Article by: Kelly Dobos
Monographs specify the active ingredients, levels of actives and permitted combinations of active ingredients that can be used in cosmetics that make OTC drug claims. Monographs also contain guidance on labeling and test methods to verify efficacy.
Components of the Drug Facts Label
- Active Ingredient(s) – Active ingredients and the percentage of each in the product are listed. Generally these are weight percent but there are exceptions. For example the Tentative Final Monograph for OTC Healthcare Antiseptic Drug Products used % volume.
- Uses – Symptoms or disorders that the OTC drug is indicated for.
- Warnings – When the product should not be used, what at physician or pharmacist should be consulted, factors that may alter the expected response to the product, and common side effects.
- Directions – Dosage and frequency of use. Can be sub-dived by age group, size, or other factors that may affect response to the product.
- Other information – Special instructions as needed. For example, storage conditions to preserve the shelf life of the product.
- Inactive Ingredients – The ingredients that comprise the delivery vehicle of the product.
The appropriate test method is designated in each monograph along with details regarding laboratory validation, instrument calibration and standard materials to test against when appropriate. The final product must pass the test as described by the monograph to claim efficacy.

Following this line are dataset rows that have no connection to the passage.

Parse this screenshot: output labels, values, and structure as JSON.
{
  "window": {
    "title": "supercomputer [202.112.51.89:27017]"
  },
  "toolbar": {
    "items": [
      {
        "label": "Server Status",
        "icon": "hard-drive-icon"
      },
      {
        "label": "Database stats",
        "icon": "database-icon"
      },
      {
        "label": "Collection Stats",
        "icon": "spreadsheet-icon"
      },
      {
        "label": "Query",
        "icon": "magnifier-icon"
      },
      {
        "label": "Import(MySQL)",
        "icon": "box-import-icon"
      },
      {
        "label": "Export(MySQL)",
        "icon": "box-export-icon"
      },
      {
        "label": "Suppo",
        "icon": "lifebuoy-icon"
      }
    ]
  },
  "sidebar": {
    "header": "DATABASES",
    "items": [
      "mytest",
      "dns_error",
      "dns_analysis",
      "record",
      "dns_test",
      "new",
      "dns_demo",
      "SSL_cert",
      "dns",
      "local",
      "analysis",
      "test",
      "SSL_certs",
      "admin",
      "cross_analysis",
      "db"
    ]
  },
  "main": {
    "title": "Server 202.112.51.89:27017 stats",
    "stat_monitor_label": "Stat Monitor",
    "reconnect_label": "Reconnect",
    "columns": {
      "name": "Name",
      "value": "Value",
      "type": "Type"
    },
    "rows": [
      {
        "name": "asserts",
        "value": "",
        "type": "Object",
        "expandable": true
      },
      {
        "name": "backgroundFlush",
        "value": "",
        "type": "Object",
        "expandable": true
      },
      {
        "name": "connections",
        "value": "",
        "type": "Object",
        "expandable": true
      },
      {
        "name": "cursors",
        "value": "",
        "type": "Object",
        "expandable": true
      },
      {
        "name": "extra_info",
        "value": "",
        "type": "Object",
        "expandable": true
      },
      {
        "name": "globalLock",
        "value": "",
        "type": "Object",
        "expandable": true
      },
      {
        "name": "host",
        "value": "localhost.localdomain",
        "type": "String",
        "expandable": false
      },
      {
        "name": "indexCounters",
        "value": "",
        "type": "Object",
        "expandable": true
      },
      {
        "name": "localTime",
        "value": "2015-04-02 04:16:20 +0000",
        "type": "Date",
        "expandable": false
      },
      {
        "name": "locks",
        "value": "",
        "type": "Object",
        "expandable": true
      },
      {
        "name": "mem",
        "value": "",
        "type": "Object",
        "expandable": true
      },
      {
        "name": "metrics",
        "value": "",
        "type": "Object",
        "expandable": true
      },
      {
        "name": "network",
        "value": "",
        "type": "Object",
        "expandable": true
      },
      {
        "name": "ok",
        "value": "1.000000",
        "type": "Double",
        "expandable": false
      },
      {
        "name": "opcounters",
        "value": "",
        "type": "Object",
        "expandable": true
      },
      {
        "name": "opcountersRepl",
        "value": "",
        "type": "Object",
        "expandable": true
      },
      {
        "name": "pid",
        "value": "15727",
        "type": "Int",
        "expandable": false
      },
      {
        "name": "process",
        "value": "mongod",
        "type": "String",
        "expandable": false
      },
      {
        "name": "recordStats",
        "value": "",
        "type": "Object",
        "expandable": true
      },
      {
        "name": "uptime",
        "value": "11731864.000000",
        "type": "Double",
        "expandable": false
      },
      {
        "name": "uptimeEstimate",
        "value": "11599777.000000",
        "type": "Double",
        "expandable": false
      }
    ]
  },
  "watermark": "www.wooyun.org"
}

While monographs are lengthy and complicated, they exist to protect consumers. That’s why it is important to have a deep understanding of the monograph when working on formulating cosmetics that are also OTC drugs.
Click this link to see part one of over the counter drugs and cosmetics.